http://www.bbc.co.uk/iplayer/episode/b07zcmx3/inside-out-east-24102016

It’s a subject that has had much coverage around the news to raise awareness of this growing problem. (Read more here)

I also live in one of the poorer areas like those in the programme where there are almost more people who are obese than otherwise, and I can see the size of the problem, if you’ll forgive the pun.

When you are surrounded by people who are all similar to you, you begin to see this as the norm; it becomes a cultural norm, you begin to think it doesn’t matter as everyone seems to be overweight – it must be okay. And it’s all too easy to over indulge when fast food, buns, cakes, chips and chocolate leap out and tempt you at every turn. I should know; I have a dangerously sweet tooth that’s very difficult to manage!

But it does matter and when it comes to causing harm to our kids no one can take the responsibility other than ourselves as parents and mentors. I agree that companies cash in on our weaknesses. But they can only do that if we comply; the ultimate responsibility lies with us.

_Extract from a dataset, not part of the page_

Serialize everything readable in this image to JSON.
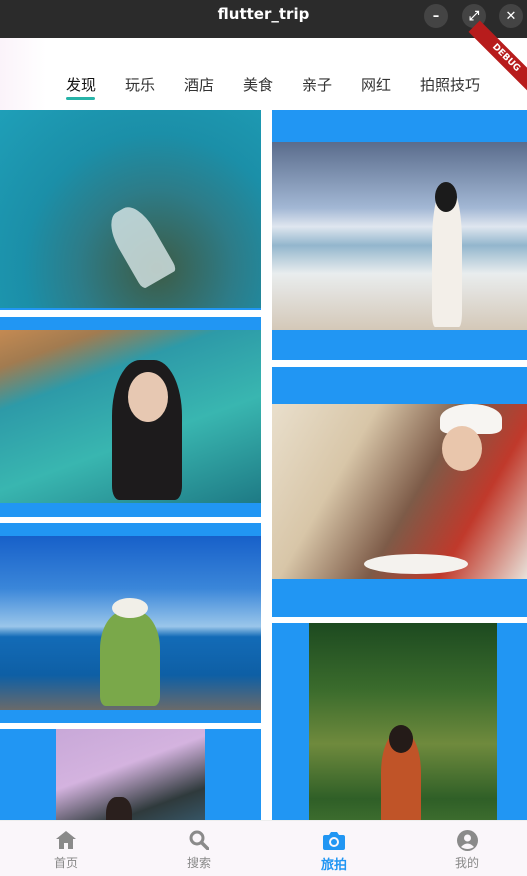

According to the report people are having amputations that could have been prevented by taking some of that responsibility. Is that what we’re leading our kids towards too?

What’s it worth to develop a lifestyle that avoids such dire consequences?

Kids do what we do. Whilst they’re kids we have an opportunity to lay down some fundamental habits that set them up for life. You cannot control them forever. But you can give them a good start – you have, in this case, to practice what you preach. Be what you want them to become – that’s the most influential way. Words don’t work as well as actions.

The habits you cultivate in your family now are the ones that will impact on your children the most, whilst they are children. After that it’s up to them.

But habits of lifestyle and habits of learning are equally important subjects of an education. And are surely all part of the duty we share to facilitate a future for our kids that is happy, healthy and wise.

Fab time!

I had a delightful time meeting parents at the Home Education Fair in London.
Thank you so much to all who came up to me to tell me how helpful the books have been. I’m overwhelmed by your kind compliments. 20161002_120726

Quite amazing to see the increase in interest in home education. Although when I hear accounts of some schools’ practices and approaches that shouldn’t be surprising. And not surprising to hear that parents want to encourage their children to learn in a different way from the hot housing and political wangling that the system has made of education.

It seems there are all sorts of reason parents turn to home education; some as a result of problems in school, some decide before the kids even get to school because they’re so disenchanted by the system. And it crosses all ages of children now from toddlers to teens. Some kids never go to school at all, some go for parts of it, some end up out of it at a later stage. It also crosses all the social, cultural, financial, educational climes as well. And it’s wonderful to see parents making a stand against the political manipulation of children as pawns to raise popularity with voters.

I always thought I was a cynic thinking this way about the education system. But as I’ve seen the joy of learning taken away from children, teachers and schools, I feel it even more strongly now.

Home educating (or home schooling as it’s sometimes referred too – see this post) puts the joy back into learning and education, as it should be. It also puts charge back in the hands of the parents which actually the law says is required of them.

Someone said to me recently; ‘Home education is a huge commitment on the part of the parent, isn’t it?’

I find this remark quite astonishing really. Having children is already a commitment isn’t it?

How committed are we? Educating children in whatever form is also already a commitment. It’s just there are increasing numbers of parents that are unwilling to hand that over to a governmental system that’s failing to front up to their commitment to children instead of their own political agenda!

I met some fab parents and some fab young people thriving and achieving through home education in a way I doubt they would through schooling.

Well done you all. Lovely to meet you!